Work to be completed: With the images removed, return every line below exactly as it reads.

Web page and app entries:
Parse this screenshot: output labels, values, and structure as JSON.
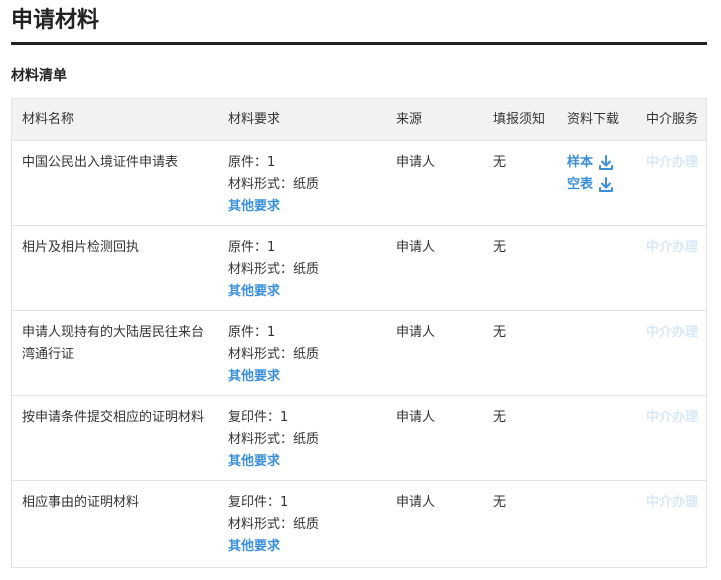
{
  "page": {
    "title": "申请材料",
    "section_title": "材料清单"
  },
  "table": {
    "headers": [
      "材料名称",
      "材料要求",
      "来源",
      "填报须知",
      "资料下载",
      "中介服务"
    ],
    "rows": [
      {
        "name": "中国公民出入境证件申请表",
        "req_count": "原件：1",
        "req_form": "材料形式：纸质",
        "req_more": "其他要求",
        "source": "申请人",
        "fill_note": "无",
        "downloads": [
          "样本",
          "空表"
        ],
        "service": "中介办理"
      },
      {
        "name": "相片及相片检测回执",
        "req_count": "原件：1",
        "req_form": "材料形式：纸质",
        "req_more": "其他要求",
        "source": "申请人",
        "fill_note": "无",
        "downloads": [],
        "service": "中介办理"
      },
      {
        "name_line1": "申请人现持有的大陆居民往来台",
        "name_line2": "湾通行证",
        "req_count": "原件：1",
        "req_form": "材料形式：纸质",
        "req_more": "其他要求",
        "source": "申请人",
        "fill_note": "无",
        "downloads": [],
        "service": "中介办理"
      },
      {
        "name": "按申请条件提交相应的证明材料",
        "req_count": "复印件：1",
        "req_form": "材料形式：纸质",
        "req_more": "其他要求",
        "source": "申请人",
        "fill_note": "无",
        "downloads": [],
        "service": "中介办理"
      },
      {
        "name": "相应事由的证明材料",
        "req_count": "复印件：1",
        "req_form": "材料形式：纸质",
        "req_more": "其他要求",
        "source": "申请人",
        "fill_note": "无",
        "downloads": [],
        "service": "中介办理"
      }
    ]
  },
  "icons": {
    "download": "download-icon"
  },
  "colors": {
    "link": "#3b8fd9",
    "disabled_link": "#d7e8f7",
    "header_bg": "#f2f2f2",
    "rule": "#222222"
  }
}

Solution to this exercise:
Parse this screenshot: output labels, values, and structure as JSON.
{
  "page": {
    "title": "申请材料",
    "section_title": "材料清单"
  },
  "table": {
    "headers": [
      "材料名称",
      "材料要求",
      "来源",
      "填报须知",
      "资料下载",
      "中介服务"
    ],
    "rows": [
      {
        "name": "中国公民出入境证件申请表",
        "req_count": "原件：1",
        "req_form": "材料形式：纸质",
        "req_more": "其他要求",
        "source": "申请人",
        "fill_note": "无",
        "downloads": [
          "样本",
          "空表"
        ],
        "service": "中介办理"
      },
      {
        "name": "相片及相片检测回执",
        "req_count": "原件：1",
        "req_form": "材料形式：纸质",
        "req_more": "其他要求",
        "source": "申请人",
        "fill_note": "无",
        "downloads": [],
        "service": "中介办理"
      },
      {
        "name_line1": "申请人现持有的大陆居民往来台",
        "name_line2": "湾通行证",
        "req_count": "原件：1",
        "req_form": "材料形式：纸质",
        "req_more": "其他要求",
        "source": "申请人",
        "fill_note": "无",
        "downloads": [],
        "service": "中介办理"
      },
      {
        "name": "按申请条件提交相应的证明材料",
        "req_count": "复印件：1",
        "req_form": "材料形式：纸质",
        "req_more": "其他要求",
        "source": "申请人",
        "fill_note": "无",
        "downloads": [],
        "service": "中介办理"
      },
      {
        "name": "相应事由的证明材料",
        "req_count": "复印件：1",
        "req_form": "材料形式：纸质",
        "req_more": "其他要求",
        "source": "申请人",
        "fill_note": "无",
        "downloads": [],
        "service": "中介办理"
      }
    ]
  },
  "icons": {
    "download": "download-icon"
  },
  "colors": {
    "link": "#3b8fd9",
    "disabled_link": "#d7e8f7",
    "header_bg": "#f2f2f2",
    "rule": "#222222"
  }
}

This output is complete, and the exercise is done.